This simple script can save your sanity if you sometimes have to explain to a non-Unix administrator over a telephone how to restart a service. Instead of screaming forwardslash-e-t-c-forwardslash-i-n-i-t-dot-d-forwardslash-a-p-a-c-h-e-two-space-r-e-s-t-a-r-t, NO! I SAID "FORWARDSLASH"! ARRRGH!, you can simply tell them:

        service apache2 restart

Online tools

What Is My IP, http://www.whatismyip.com, allows you to rapidly check your IP as viewed by machines on the Internet.

CanYouSeeMe.org Open Port Check Tool, http://www.canyouseeme.org, allows you to rapidly verify that ports for any services you offer from your IP (eg. web server, mail server, etc.) are reachable by machines on the Internet.

Internet Performance Benchmarking Tool at Cablecom.ch, http://hsi.cablecom.ch/speedtest/?language=fr, useful for checking that your ISP is giving you what you paid for. It can also reveal that the traffic-shaping software on your firewall/router is activated/misconfigured. This test is hosted at Cablecom.

Bandwidth Test at VTX.ch, https://operations.vtx.ch/InfosPerso/test_MaBandePassante.aspx, is the same as above, except offered by VTX.

EICAR test virus, http://www.rtfm-sarl.ch/tools/eicar, is a harmless .COM executable that is used as a standard anti-virus test case. If your web-proxy blocks this file, you know that the anti-virus mechanism in the proxy is working. This file was copied from http://www.eicar.org/anti_virus_test_file.htm.

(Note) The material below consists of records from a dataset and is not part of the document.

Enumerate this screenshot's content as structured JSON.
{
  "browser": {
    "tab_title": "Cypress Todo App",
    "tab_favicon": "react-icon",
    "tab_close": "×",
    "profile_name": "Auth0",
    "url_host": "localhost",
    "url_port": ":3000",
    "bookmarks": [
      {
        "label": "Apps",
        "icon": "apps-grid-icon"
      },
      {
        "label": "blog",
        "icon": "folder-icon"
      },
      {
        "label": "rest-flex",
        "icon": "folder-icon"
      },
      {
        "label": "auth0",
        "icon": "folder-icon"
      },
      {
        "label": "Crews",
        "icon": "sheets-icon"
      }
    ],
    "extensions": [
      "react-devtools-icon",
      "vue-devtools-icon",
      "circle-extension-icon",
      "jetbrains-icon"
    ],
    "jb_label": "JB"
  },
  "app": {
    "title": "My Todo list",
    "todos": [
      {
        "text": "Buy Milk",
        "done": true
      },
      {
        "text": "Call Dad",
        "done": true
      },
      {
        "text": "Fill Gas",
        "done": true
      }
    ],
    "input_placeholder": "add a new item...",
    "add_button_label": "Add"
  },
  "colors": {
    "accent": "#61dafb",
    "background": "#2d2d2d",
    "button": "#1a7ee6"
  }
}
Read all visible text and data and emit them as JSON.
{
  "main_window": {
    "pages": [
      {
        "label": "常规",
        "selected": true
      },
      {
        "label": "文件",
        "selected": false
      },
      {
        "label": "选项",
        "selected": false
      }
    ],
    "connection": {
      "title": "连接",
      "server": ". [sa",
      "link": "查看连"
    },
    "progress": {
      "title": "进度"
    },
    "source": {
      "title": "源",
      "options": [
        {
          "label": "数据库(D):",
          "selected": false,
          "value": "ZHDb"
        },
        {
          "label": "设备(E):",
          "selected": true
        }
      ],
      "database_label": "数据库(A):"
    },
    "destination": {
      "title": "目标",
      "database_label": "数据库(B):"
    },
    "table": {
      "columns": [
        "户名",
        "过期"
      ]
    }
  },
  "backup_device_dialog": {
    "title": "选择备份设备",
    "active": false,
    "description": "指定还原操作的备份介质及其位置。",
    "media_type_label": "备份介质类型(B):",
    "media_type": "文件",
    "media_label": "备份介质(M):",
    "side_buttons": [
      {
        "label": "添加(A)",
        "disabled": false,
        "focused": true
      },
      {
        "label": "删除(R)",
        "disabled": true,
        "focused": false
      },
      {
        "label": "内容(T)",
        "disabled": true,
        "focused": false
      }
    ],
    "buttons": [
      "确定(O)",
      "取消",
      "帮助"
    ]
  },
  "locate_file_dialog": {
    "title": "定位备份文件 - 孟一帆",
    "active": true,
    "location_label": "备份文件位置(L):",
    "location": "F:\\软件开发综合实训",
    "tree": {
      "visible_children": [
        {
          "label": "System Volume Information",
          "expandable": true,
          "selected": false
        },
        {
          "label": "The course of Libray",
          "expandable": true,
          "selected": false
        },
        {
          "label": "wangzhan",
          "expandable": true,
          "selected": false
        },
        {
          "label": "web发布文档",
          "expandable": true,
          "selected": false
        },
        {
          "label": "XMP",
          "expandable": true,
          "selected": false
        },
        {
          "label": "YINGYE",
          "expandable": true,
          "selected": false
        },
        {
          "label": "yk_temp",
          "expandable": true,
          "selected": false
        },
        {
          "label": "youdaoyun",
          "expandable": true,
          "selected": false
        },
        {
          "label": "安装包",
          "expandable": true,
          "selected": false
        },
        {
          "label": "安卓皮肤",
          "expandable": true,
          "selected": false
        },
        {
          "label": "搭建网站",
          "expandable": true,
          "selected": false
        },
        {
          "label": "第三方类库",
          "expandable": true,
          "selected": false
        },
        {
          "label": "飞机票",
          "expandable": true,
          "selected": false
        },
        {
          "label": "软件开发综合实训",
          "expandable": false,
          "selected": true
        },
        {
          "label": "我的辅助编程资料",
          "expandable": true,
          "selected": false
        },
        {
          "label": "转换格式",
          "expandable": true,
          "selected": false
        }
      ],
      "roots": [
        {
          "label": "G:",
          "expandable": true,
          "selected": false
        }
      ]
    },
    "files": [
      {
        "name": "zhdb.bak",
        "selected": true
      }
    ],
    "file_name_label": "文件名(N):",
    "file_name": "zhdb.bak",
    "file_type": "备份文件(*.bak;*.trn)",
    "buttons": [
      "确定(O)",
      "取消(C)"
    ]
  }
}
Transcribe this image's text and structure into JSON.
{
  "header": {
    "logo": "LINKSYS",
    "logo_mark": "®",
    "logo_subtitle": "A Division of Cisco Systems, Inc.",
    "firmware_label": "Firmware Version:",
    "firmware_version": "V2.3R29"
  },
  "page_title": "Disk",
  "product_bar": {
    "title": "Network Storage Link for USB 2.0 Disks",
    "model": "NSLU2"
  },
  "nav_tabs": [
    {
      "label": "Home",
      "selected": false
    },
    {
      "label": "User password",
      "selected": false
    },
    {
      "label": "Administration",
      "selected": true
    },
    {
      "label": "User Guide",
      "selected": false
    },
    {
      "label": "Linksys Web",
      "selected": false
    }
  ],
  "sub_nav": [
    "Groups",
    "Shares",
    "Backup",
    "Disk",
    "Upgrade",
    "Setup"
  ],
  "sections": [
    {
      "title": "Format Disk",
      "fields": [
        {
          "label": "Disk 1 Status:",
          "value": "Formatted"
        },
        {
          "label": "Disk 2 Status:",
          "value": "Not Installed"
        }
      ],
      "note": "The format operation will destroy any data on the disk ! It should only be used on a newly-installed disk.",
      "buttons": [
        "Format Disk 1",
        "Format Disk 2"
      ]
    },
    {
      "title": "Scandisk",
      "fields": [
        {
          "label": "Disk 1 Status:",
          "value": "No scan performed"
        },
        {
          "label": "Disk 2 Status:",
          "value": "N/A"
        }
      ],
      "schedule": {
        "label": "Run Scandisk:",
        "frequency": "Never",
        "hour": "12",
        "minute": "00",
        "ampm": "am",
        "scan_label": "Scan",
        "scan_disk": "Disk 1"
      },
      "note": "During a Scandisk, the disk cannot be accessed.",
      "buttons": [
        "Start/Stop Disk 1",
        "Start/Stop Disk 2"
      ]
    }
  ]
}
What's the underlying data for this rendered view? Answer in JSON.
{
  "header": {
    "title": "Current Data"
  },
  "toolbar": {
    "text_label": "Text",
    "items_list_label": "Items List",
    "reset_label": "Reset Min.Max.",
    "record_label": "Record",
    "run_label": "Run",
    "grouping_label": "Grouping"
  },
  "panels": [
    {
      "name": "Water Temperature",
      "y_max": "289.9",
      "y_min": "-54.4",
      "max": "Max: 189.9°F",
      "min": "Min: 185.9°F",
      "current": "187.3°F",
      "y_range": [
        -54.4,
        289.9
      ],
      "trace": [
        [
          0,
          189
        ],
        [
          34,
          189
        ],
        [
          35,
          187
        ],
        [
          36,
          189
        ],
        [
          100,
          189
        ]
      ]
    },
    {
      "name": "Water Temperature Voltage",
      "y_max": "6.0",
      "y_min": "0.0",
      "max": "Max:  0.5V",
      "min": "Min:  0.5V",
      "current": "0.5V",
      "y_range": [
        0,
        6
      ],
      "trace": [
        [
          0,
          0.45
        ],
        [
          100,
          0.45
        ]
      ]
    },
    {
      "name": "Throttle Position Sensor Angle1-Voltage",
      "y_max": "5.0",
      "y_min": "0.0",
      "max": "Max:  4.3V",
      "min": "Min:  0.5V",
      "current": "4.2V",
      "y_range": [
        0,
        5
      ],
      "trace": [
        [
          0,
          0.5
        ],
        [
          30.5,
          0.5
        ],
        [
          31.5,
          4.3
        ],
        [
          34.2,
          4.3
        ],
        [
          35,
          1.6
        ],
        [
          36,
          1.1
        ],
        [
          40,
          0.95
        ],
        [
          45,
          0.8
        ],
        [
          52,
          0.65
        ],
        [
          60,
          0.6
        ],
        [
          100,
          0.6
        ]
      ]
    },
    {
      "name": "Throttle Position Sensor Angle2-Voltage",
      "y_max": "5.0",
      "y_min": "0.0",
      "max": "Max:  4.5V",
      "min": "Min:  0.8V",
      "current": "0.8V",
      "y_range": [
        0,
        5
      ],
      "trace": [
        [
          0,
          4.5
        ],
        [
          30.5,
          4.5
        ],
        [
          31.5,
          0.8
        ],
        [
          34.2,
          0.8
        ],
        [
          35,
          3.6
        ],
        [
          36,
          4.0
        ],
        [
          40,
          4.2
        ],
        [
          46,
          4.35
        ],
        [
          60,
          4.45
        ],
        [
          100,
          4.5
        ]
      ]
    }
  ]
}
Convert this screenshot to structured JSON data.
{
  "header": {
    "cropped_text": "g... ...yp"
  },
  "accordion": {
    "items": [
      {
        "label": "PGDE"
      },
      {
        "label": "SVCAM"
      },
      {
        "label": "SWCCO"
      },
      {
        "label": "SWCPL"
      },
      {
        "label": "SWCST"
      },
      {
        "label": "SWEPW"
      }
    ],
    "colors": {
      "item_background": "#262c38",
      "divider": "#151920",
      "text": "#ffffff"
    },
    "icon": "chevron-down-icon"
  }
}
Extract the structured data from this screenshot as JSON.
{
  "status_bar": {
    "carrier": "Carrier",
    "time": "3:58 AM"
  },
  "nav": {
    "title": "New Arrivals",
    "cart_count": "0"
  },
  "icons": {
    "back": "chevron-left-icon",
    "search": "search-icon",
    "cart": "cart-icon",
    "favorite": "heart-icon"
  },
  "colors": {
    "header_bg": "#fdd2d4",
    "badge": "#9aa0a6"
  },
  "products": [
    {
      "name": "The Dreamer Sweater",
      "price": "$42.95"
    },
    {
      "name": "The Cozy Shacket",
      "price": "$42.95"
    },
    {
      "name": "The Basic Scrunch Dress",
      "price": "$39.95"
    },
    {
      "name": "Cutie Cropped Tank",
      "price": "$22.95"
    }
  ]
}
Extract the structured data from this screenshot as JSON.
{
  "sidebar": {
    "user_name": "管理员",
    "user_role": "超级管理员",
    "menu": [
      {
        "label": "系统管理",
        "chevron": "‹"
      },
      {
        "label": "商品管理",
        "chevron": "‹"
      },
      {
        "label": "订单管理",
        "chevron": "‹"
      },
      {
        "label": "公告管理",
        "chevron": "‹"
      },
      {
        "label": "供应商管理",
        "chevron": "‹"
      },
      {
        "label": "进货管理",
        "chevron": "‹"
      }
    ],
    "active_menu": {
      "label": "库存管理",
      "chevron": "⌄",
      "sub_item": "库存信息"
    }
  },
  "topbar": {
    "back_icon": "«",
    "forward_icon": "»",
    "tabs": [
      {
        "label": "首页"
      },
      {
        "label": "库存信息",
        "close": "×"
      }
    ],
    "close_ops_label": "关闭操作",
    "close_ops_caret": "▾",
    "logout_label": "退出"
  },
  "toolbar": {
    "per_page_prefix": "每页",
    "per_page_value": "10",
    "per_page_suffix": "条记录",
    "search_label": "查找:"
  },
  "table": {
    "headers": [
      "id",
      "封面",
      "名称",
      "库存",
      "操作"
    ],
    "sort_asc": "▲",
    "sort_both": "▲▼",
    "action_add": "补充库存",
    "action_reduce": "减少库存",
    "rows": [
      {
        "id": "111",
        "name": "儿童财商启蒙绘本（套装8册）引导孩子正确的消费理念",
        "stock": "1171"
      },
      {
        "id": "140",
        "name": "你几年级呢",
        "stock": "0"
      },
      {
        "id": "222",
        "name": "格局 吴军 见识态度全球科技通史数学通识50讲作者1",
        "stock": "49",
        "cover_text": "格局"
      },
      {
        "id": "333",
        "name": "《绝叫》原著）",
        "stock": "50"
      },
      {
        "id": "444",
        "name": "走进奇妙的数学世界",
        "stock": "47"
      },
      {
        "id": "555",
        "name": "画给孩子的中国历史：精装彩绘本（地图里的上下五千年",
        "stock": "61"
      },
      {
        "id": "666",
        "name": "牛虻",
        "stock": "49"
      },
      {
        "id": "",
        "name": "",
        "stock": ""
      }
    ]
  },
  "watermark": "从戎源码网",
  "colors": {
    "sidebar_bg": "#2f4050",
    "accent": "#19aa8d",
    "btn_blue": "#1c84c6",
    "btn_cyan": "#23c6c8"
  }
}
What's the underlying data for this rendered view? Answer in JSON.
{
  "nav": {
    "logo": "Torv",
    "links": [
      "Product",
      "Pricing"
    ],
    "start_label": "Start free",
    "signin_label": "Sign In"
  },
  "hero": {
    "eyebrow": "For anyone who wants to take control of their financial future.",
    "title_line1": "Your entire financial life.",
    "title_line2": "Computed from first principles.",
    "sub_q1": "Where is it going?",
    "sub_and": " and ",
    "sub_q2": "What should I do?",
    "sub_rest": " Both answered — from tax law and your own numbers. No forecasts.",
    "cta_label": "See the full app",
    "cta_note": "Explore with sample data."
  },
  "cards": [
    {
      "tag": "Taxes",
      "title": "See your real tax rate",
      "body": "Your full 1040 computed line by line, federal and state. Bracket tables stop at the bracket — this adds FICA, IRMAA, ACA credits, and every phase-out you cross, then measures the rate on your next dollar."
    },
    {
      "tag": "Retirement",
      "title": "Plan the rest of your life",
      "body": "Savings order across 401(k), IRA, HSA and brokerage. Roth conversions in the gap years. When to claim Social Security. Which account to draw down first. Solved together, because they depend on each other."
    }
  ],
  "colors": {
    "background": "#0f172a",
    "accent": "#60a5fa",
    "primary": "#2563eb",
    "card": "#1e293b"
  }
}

Virus Total, http://www.virustotal.com/, is a multi-engine anti-virus checker. This is useful for double-checking any bizarre results (e.g. false-positives for software that you are almost certain about) that your normal AV engine might be giving you.

MultiRBL, http://multirbl.valli.org/, allows you to rapidly check an IP on many popular and obscure blacklists simultaneously. This is an important test when your mail is not getting through for some reason.

Phenoelit default password list, http://www.phenoelit.org/dpl/index.html, extremely useful when you have lost the documentation for a mystery box or the local sysadmin has been run over by a bus.

Service status of various providers:, VTX, Cablecom, Swisscom

Fundamental information

SWINOG, the Swiss Network Operators Group, maintains a mailing list where one can learn the status of Swiss and world-wide networks from the people who know: the providers' network gurus. The mailing-list achives are at http://lists.swinog.ch/public/swinog.

The Linux Consultants Guide at http://www.commandprompt.com/community/consultants/search is probably the best community-maintained database of companies and individuals offering Linux-related support. Currently (February 2011) there are over 40 entries for Switzerland.

The GULL, Groupe Romand des Utilisateurs de Linux et des Logiciels Libres, at http://www.linux-gull.ch is a good starting point for meeting members of the free-software community of the French-speaking part of Switzerland (Genève, Vaud, Valais, Neuchâtel, Fribourg, Jura, Bern). Most activities are facilitated by the Internet, particularly the support and commercial mailing lists at http://www.linux-gull.ch/nouveau/ActivitesGULL.html#Mailing_lists.

The Wikipedia List of TCP and UDP port numbers is sometimes better than /etc/services or Nmap's nmap-services because it also lists unofficial and conflicted port numbers. This information saves time when you are trying to decipher firewall log messages.